The Namibian Government, in collaboration with the Climate Technology Centre Network (CTCN) and the Council for South Africa’s Scientific and Industrial Research, will jointly address water scarcity in Namibia.
The CTCN is the operational arm of the UNFCCC Technology Mechanism and is hosted by United Nations Environmental Programme in collaboration with the United Nations Industrial Development Organisation.
Namibian Minister of Environment and Tourism, Pohamba Shifeta, said water availability in Namibia will diminish under a changed climate.
In this regard, a decrease in run-off and the reduction in groundwater recharge are expected by 2020, which thus puts the country in an absolute water scarcity dilemma.
In view of this worsening trend, there is a great need for the exploration of sustainable alternative sources of potable water for both human consumption and economic activities in order to address this acute water problem, he noted.
Namibia is a semi-arid country and is vulnerable to harsh climate conditions.
Furthermore, the lack of readily available water in the interior of the country poses a serious threat to water availability in the country and is limiting the country’s prospects for economic growth.
Food and Agriculture Organisation (FAO) and its partners have agreed to join forces in order to assist member states cope with the impacts of water scarcity in agricultural sectors and along the value chain.
The global framework is an action-oriented initiative aiming sustainable food and agriculture systems using a water scarcity lens, providing options that contribute to the 2030 sustainable development agenda and produce climate benefits.
The meeting was intended to bring together the initial partners of the Global Framework for Action and discuss the aspects of governance, the priorities for their portfolio and the next steps.
Both current and future partners and beneficiaries were welcome.
The Paris Agreement recognises the “fundamental priority of safeguarding food security and ending hunger, and the particular vulnerabilities of food production systems to the adverse impacts of climate change”.
It also recognizes the importance of harnessing climate action to drive sustainable development – something the agricultural sectors are uniquely positioned to do.
As part of the global climate action agenda, the agriculture and food security action event discussed the central role of agriculture in solving the triple threat of hunger, poverty and climate change.
Three new and inter-related initiatives were launched: The “Triple A” – Agriculture Adaptation in Africa, promoted by the Kingdom of Morocco; a Global Framework for action on water scarcity in agriculture, launched by FAO, and Milan Urban Food Policy Pact, signed by 132 cities around the world.
These initiatives aim to make the agriculture sectors more productive, sustainable and climate resilient; and to step up agriculture action in the Paris Agreement.
Their action will directly contribute to more sustainable use of natural resources and to promote sustainable agriculture, a major step to address land degradation.
As an outcome of COP22, three water action recommendations were set: harmonising water and climate policies; extending water access and sanitation services in Africa; reinforcing resilient water governance promoting inclusive and integrated water resources management.

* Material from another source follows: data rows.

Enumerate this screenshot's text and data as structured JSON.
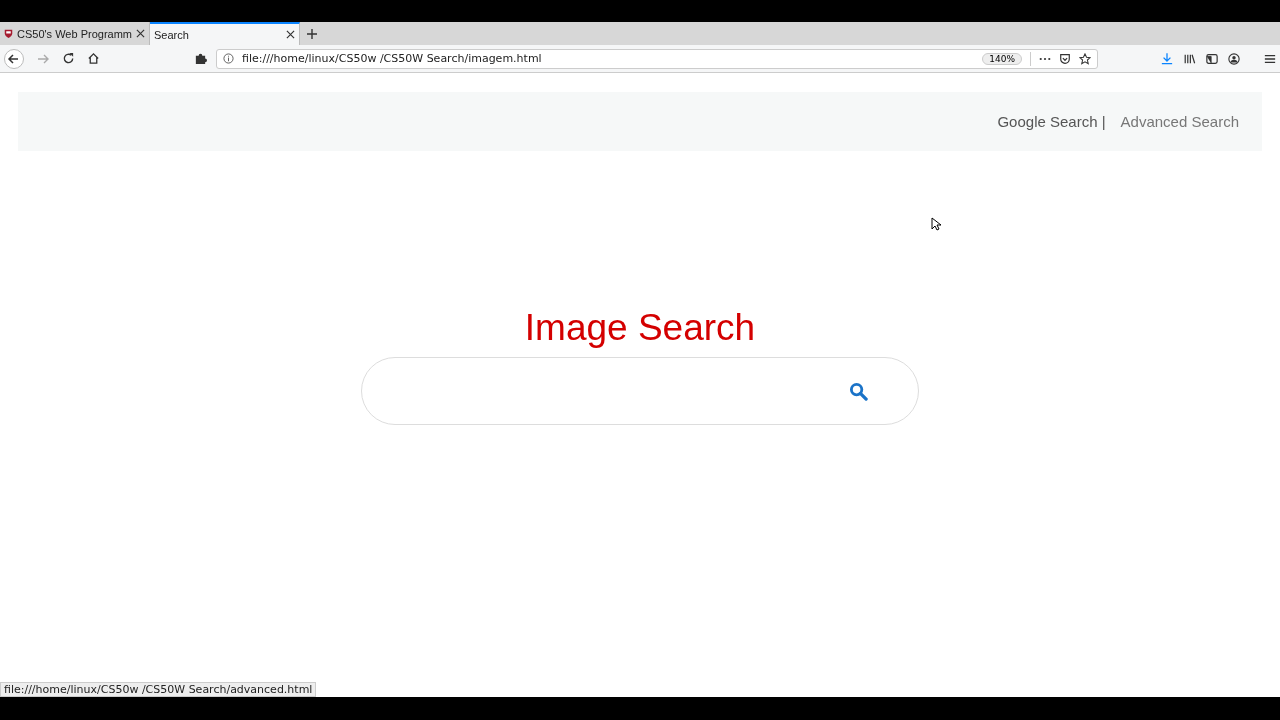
{
  "tabs": [
    {
      "label": "CS50's Web Programm",
      "selected": false
    },
    {
      "label": "Search",
      "selected": true
    }
  ],
  "address_bar": {
    "url": "file:///home/linux/CS50w /CS50W Search/imagem.html",
    "zoom": "140%"
  },
  "nav_links": [
    "Google Search |",
    "Advanced Search"
  ],
  "heading": "Image Search",
  "status_bar": "file:///home/linux/CS50w /CS50W Search/advanced.html"
}
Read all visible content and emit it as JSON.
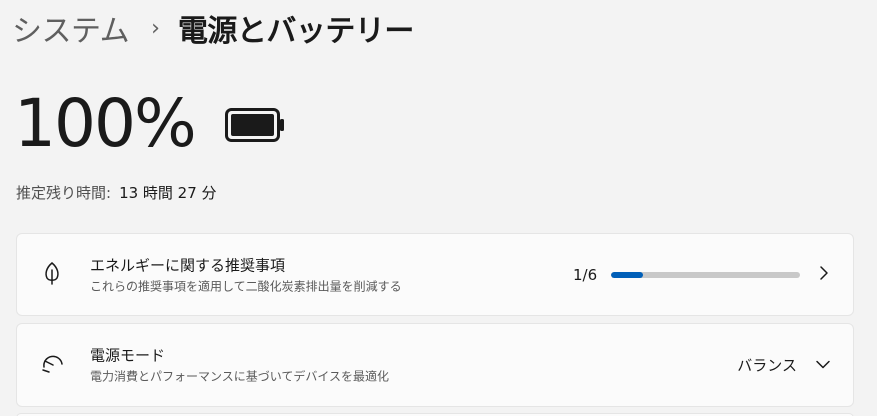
{
  "breadcrumb": {
    "parent": "システム",
    "separator": "›",
    "current": "電源とバッテリー"
  },
  "battery": {
    "percent_text": "100%",
    "level": 1.0,
    "remaining_label": "推定残り時間:",
    "remaining_value": "13 時間 27 分"
  },
  "energy_card": {
    "icon": "leaf-icon",
    "title": "エネルギーに関する推奨事項",
    "subtitle": "これらの推奨事項を適用して二酸化炭素排出量を削減する",
    "progress_text": "1/6",
    "progress_fraction": 0.1667,
    "accent_color": "#005fb8"
  },
  "power_mode_card": {
    "icon": "gauge-icon",
    "title": "電源モード",
    "subtitle": "電力消費とパフォーマンスに基づいてデバイスを最適化",
    "selected_value": "バランス"
  }
}
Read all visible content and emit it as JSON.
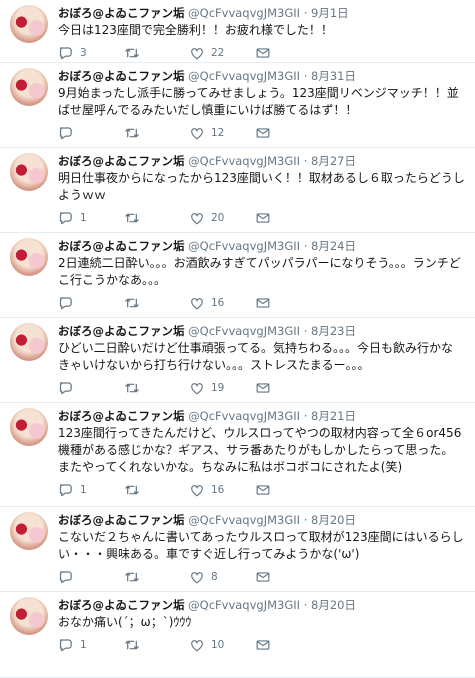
{
  "tweets": [
    {
      "name": "おぼろ@よゐこファン垢",
      "handle": "@QcFvvaqvgJM3GII",
      "date": "9月1日",
      "text": "今日は123座間で完全勝利！！お疲れ様でした！！",
      "replies": "3",
      "retweets": "",
      "likes": "22"
    },
    {
      "name": "おぼろ@よゐこファン垢",
      "handle": "@QcFvvaqvgJM3GII",
      "date": "8月31日",
      "text": "9月始まったし派手に勝ってみせましょう。123座間リベンジマッチ！！並ばせ屋呼んでるみたいだし慎重にいけば勝てるはず！！",
      "replies": "",
      "retweets": "",
      "likes": "12"
    },
    {
      "name": "おぼろ@よゐこファン垢",
      "handle": "@QcFvvaqvgJM3GII",
      "date": "8月27日",
      "text": "明日仕事夜からになったから123座間いく！！取材あるし６取ったらどうしようｗｗ",
      "replies": "1",
      "retweets": "",
      "likes": "20"
    },
    {
      "name": "おぼろ@よゐこファン垢",
      "handle": "@QcFvvaqvgJM3GII",
      "date": "8月24日",
      "text": "2日連続二日酔い。。。お酒飲みすぎてパッパラパーになりそう。。。ランチどこ行こうかなあ。。。",
      "replies": "",
      "retweets": "",
      "likes": "16"
    },
    {
      "name": "おぼろ@よゐこファン垢",
      "handle": "@QcFvvaqvgJM3GII",
      "date": "8月23日",
      "text": "ひどい二日酔いだけど仕事頑張ってる。気持ちわる。。。今日も飲み行かなきゃいけないから打ち行けない。。。ストレスたまるー。。。",
      "replies": "",
      "retweets": "",
      "likes": "19"
    },
    {
      "name": "おぼろ@よゐこファン垢",
      "handle": "@QcFvvaqvgJM3GII",
      "date": "8月21日",
      "text": "123座間行ってきたんだけど、ウルスロってやつの取材内容って全６or456機種がある感じかな？ギアス、サラ番あたりがもしかしたらって思った。またやってくれないかな。ちなみに私はボコボコにされたよ(笑)",
      "replies": "1",
      "retweets": "",
      "likes": "16"
    },
    {
      "name": "おぼろ@よゐこファン垢",
      "handle": "@QcFvvaqvgJM3GII",
      "date": "8月20日",
      "text": "こないだ２ちゃんに書いてあったウルスロって取材が123座間にはいるらしい・・・興味ある。車ですぐ近し行ってみようかな('ω')",
      "replies": "",
      "retweets": "",
      "likes": "8"
    },
    {
      "name": "おぼろ@よゐこファン垢",
      "handle": "@QcFvvaqvgJM3GII",
      "date": "8月20日",
      "text": "おなか痛い(´；ω；`)ｳｳｳ",
      "replies": "1",
      "retweets": "",
      "likes": "10"
    }
  ],
  "separator": "·"
}
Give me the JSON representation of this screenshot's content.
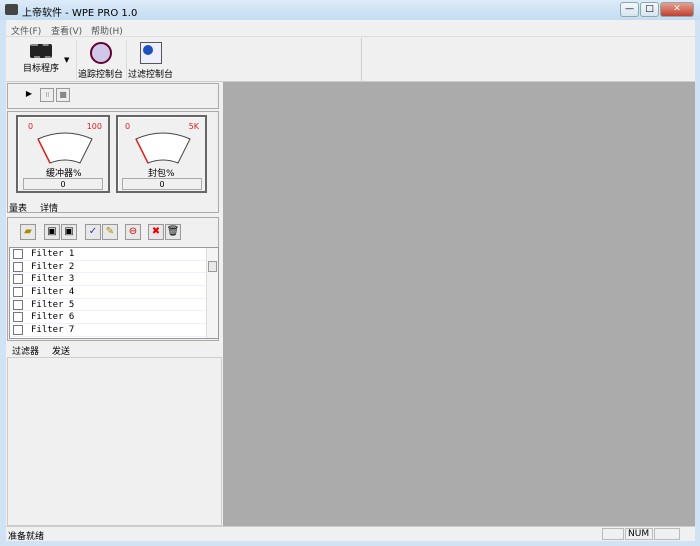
{
  "window": {
    "title": "上帝软件 - WPE PRO 1.0",
    "minimize": "—",
    "maximize": "□",
    "close": "✕"
  },
  "menu": [
    "文件(F)",
    "查看(V)",
    "帮助(H)"
  ],
  "toolbar": {
    "target": "目标程序",
    "trace": "追踪控制台",
    "filter": "过滤控制台"
  },
  "player": {
    "play": "▶",
    "pause": "॥",
    "stop": "■"
  },
  "gauges": [
    {
      "min": "0",
      "max": "100",
      "label": "缓冲器%",
      "value": "0"
    },
    {
      "min": "0",
      "max": "5K",
      "label": "封包%",
      "value": "0"
    }
  ],
  "gauge_tabs": [
    "量表",
    "详情"
  ],
  "filter_tools": [
    "open-folder-icon",
    "save-icon",
    "save-as-icon",
    "check-icon",
    "edit-icon",
    "stop-icon",
    "delete-icon",
    "trash-icon"
  ],
  "filters": [
    "Filter 1",
    "Filter 2",
    "Filter 3",
    "Filter 4",
    "Filter 5",
    "Filter 6",
    "Filter 7"
  ],
  "filter_tabs": [
    "过滤器",
    "发送"
  ],
  "status": {
    "text": "准备就绪",
    "num": "NUM"
  }
}
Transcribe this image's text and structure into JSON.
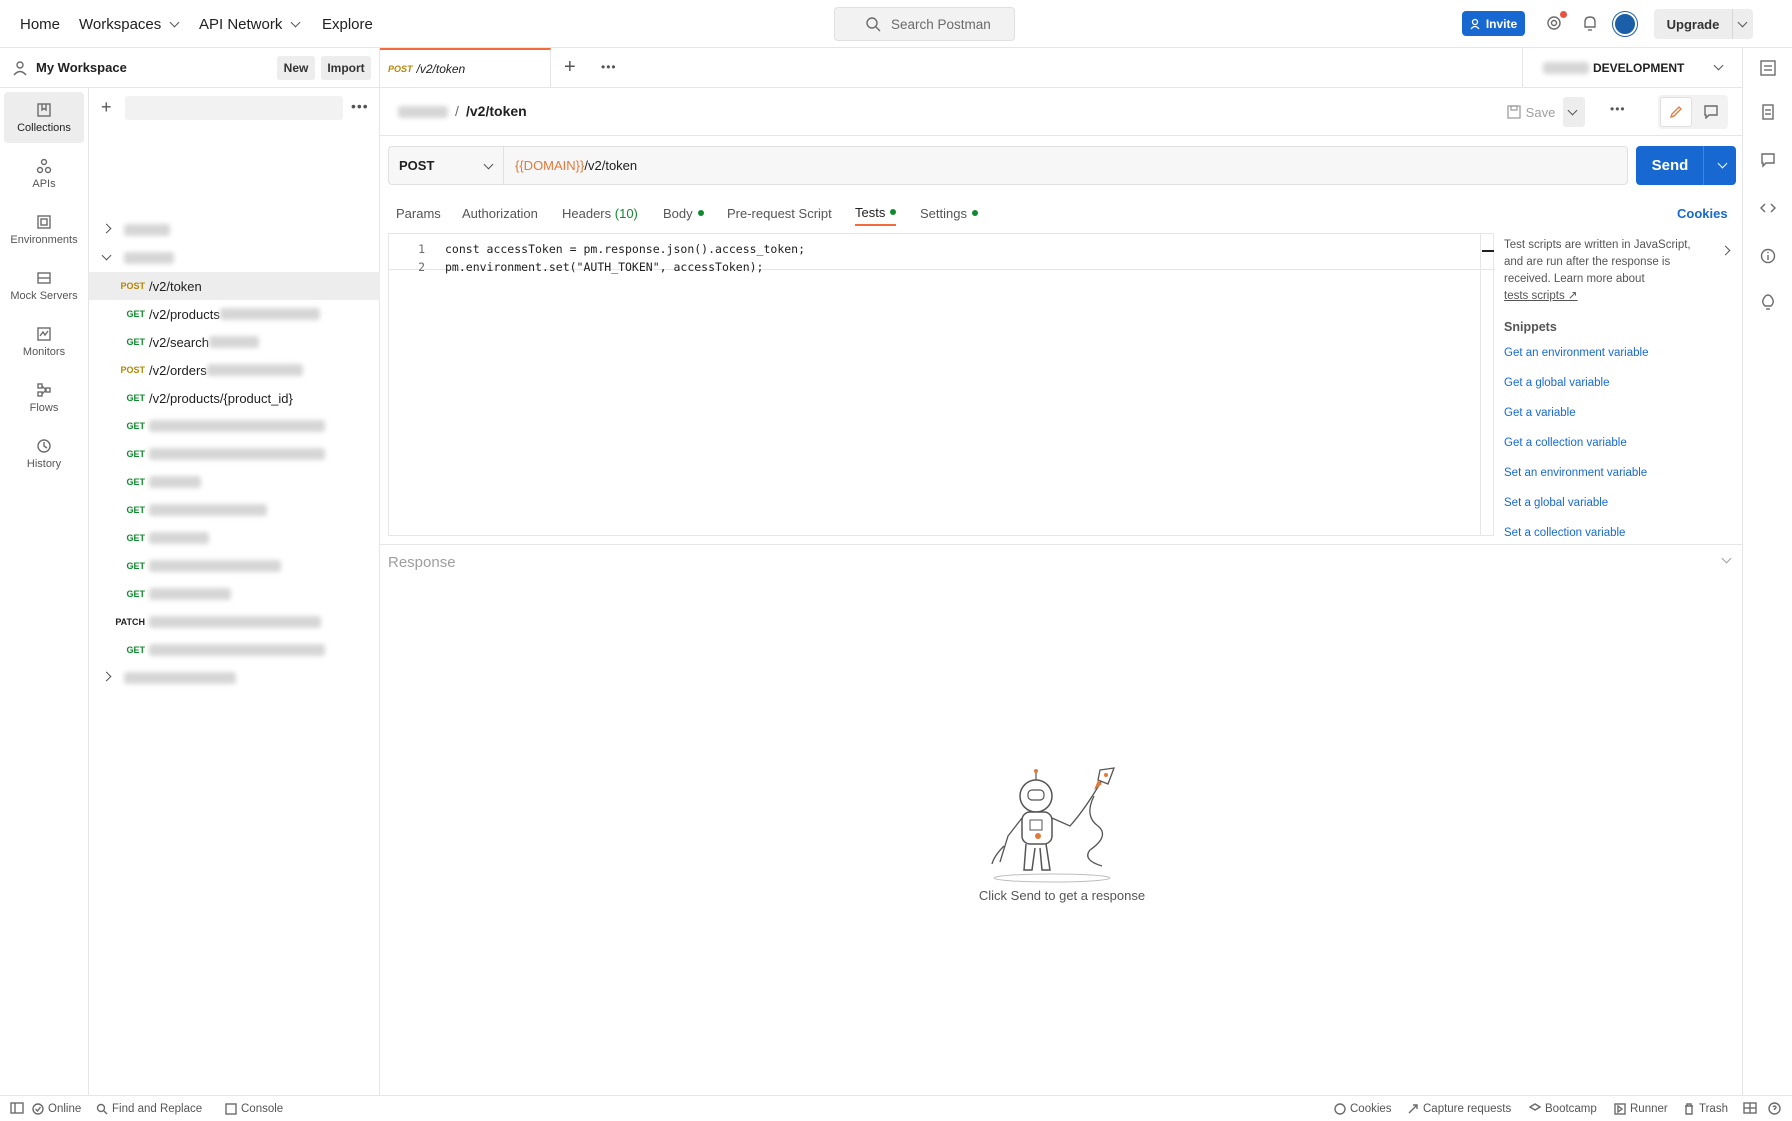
{
  "topnav": {
    "home": "Home",
    "workspaces": "Workspaces",
    "api_network": "API Network",
    "explore": "Explore",
    "search_placeholder": "Search Postman",
    "invite": "Invite",
    "upgrade": "Upgrade"
  },
  "workspace": {
    "name": "My Workspace",
    "new": "New",
    "import": "Import"
  },
  "rail": [
    {
      "label": "Collections",
      "icon": "collections-icon"
    },
    {
      "label": "APIs",
      "icon": "apis-icon"
    },
    {
      "label": "Environments",
      "icon": "environments-icon"
    },
    {
      "label": "Mock Servers",
      "icon": "mock-servers-icon"
    },
    {
      "label": "Monitors",
      "icon": "monitors-icon"
    },
    {
      "label": "Flows",
      "icon": "flows-icon"
    },
    {
      "label": "History",
      "icon": "history-icon"
    }
  ],
  "tree": {
    "requests": [
      {
        "method": "POST",
        "path": "/v2/token"
      },
      {
        "method": "GET",
        "path": "/v2/products"
      },
      {
        "method": "GET",
        "path": "/v2/search"
      },
      {
        "method": "POST",
        "path": "/v2/orders"
      },
      {
        "method": "GET",
        "path": "/v2/products/{product_id}"
      },
      {
        "method": "GET",
        "path": ""
      },
      {
        "method": "GET",
        "path": ""
      },
      {
        "method": "GET",
        "path": ""
      },
      {
        "method": "GET",
        "path": ""
      },
      {
        "method": "GET",
        "path": ""
      },
      {
        "method": "GET",
        "path": ""
      },
      {
        "method": "GET",
        "path": ""
      },
      {
        "method": "PATCH",
        "path": ""
      },
      {
        "method": "GET",
        "path": ""
      }
    ]
  },
  "tab": {
    "method": "POST",
    "title": "/v2/token"
  },
  "environment": {
    "name": "DEVELOPMENT"
  },
  "breadcrumb": {
    "separator": "/",
    "current": "/v2/token",
    "save": "Save"
  },
  "request": {
    "method": "POST",
    "url_var": "{{DOMAIN}}",
    "url_path": "/v2/token",
    "send": "Send"
  },
  "request_tabs": {
    "params": "Params",
    "authorization": "Authorization",
    "headers": "Headers",
    "headers_count": "(10)",
    "body": "Body",
    "prerequest": "Pre-request Script",
    "tests": "Tests",
    "settings": "Settings",
    "cookies": "Cookies"
  },
  "editor": {
    "lines": [
      {
        "n": "1",
        "code": "const accessToken = pm.response.json().access_token;"
      },
      {
        "n": "2",
        "code": "pm.environment.set(\"AUTH_TOKEN\", accessToken);"
      }
    ]
  },
  "snippets_panel": {
    "intro": "Test scripts are written in JavaScript, and are run after the response is received. Learn more about",
    "link": "tests scripts ↗",
    "heading": "Snippets",
    "items": [
      "Get an environment variable",
      "Get a global variable",
      "Get a variable",
      "Get a collection variable",
      "Set an environment variable",
      "Set a global variable",
      "Set a collection variable"
    ]
  },
  "response": {
    "label": "Response",
    "empty_text": "Click Send to get a response"
  },
  "statusbar": {
    "online": "Online",
    "find_replace": "Find and Replace",
    "console": "Console",
    "cookies": "Cookies",
    "capture": "Capture requests",
    "bootcamp": "Bootcamp",
    "runner": "Runner",
    "trash": "Trash"
  },
  "colors": {
    "accent": "#1769d1",
    "tab_active": "#f26b3a",
    "get": "#0f8a2e",
    "post": "#b68603"
  }
}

There is a long way to go before the water scarcity problems are solved across the globe. However collaborative projects such as COP22 and the UN’s Sustainable Development Goal for sustainable management of water and sanitation, are a huge step in the direction of water conservation for all.